Wednesday, September 21, 2005
Bush hitting the bottle, again
Faced with the biggest crisis of his political life, President Bush has hit the bottle again, The National Enquirer can reveal...
Family sources have told how the 59-year-old president was caught by First Lady Laura downing a shot of booze at their family ranch in Crawford, Texas, when he learned of the hurricane disaster.
His worried wife yelled at him: "Stop, George."...
A Washington source said: "The sad fact is that he has been sneaking drinks for weeks now. Laura may have only just caught him — but the word is his drinking has been going on for a while in the capital. He's been in a pressure cooker for months.
The result is he's taking drinks here and there, likely in private, to cope. "And now with the worst domestic crisis in his administration over Katrina, you pray his drinking doesn't go out of control."
Another source said: "I'm only surprised to hear that he hadn't taken a shot sooner...George had a drinking problem for years that most professionals would say needed therapy. He doesn't believe in it [therapy], he never got it. He drank his way through his youth, through college and well into his thirties."

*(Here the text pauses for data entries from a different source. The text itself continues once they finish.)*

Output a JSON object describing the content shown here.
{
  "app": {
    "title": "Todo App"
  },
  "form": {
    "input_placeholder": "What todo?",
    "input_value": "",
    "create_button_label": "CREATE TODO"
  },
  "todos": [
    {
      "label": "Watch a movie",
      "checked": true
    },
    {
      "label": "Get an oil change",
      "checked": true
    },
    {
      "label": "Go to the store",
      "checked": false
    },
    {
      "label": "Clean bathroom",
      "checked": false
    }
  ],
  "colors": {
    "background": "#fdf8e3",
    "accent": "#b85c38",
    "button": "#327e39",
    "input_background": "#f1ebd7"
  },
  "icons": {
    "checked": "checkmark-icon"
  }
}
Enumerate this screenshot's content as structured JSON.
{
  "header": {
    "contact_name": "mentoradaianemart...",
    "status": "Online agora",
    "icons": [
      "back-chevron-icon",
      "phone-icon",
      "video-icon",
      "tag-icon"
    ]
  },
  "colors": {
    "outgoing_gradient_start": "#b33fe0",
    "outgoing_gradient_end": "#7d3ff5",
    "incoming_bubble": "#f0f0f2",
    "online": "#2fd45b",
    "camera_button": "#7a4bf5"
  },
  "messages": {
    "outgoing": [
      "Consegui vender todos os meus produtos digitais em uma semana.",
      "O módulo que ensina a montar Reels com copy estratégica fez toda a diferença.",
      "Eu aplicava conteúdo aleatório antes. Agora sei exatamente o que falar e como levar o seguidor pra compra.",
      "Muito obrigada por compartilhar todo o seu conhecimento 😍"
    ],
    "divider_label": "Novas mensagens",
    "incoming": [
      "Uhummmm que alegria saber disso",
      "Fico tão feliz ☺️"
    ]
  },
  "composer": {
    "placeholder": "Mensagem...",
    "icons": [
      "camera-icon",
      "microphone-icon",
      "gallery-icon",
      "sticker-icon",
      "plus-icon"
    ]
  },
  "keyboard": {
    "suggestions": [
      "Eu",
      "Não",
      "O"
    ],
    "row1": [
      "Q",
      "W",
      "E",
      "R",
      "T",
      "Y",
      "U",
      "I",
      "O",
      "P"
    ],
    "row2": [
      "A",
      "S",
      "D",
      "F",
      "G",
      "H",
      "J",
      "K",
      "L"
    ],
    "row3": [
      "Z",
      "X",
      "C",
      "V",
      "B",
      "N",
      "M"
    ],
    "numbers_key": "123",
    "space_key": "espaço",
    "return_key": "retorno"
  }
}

Another source said: "A family member told me they fear George is 'falling apart.'" Speaking of his time as a young man in the National Guard, he has said: "One thing I remember, and I'm most proud of, is my drinking and partying. Those were the days my friends. Those were the good old days!"
Dr. Justin Frank, a Washington D.C. psychiatrist and author of Bush On The Couch: Inside The Mind Of The President, told The National Enquirer: "I think it's a concern that Bush disappears during times of stress. He spends so much time on his ranch. It's very frightening."
I'm sorry, but I can not resist rumor-mongering on this one. It is like the two posts from Capital Hill Blue. Just fun to see the rumors start flying...
[Update] John Aravosis links to I Believe the National Enquirer, Why don't you? over at Slate which discusses the true reliability of said journal. Turns out, the National Enquirer, along with People, have "a human army of fact-checkers and editors labor[ing] over it every week, making it as accurate as the phone book." A bit of history from Slate:
Almost three decades ago, the National Enquirer abandoned the traditional supermarket tabloid formula of UFOs, bizarre sex, séances, gross-outs, Loch Ness-ish monsters, cooked-up stories, and celebrity gossip for a new formula mostly devoted to celebrities. Striving for the kind of journalistic accuracy that repels libel suits, the tabloid paid many of its sources and scrupulously reported and fact-checked its pieces about Cher, Liz and Dick, Jackie O., Liza, Henry Kissinger, Burt and Loni, and the original Charlie's Angels.
By the time of the 1994 Nicole Brown Simpson-Ron Goldman murders, the Enquirer truth machine had become so good that reporter David Margolick was toasting it in the New York Times for scooping the competition—and applauding it for spiking many of the false stories that appeared in mainstream media.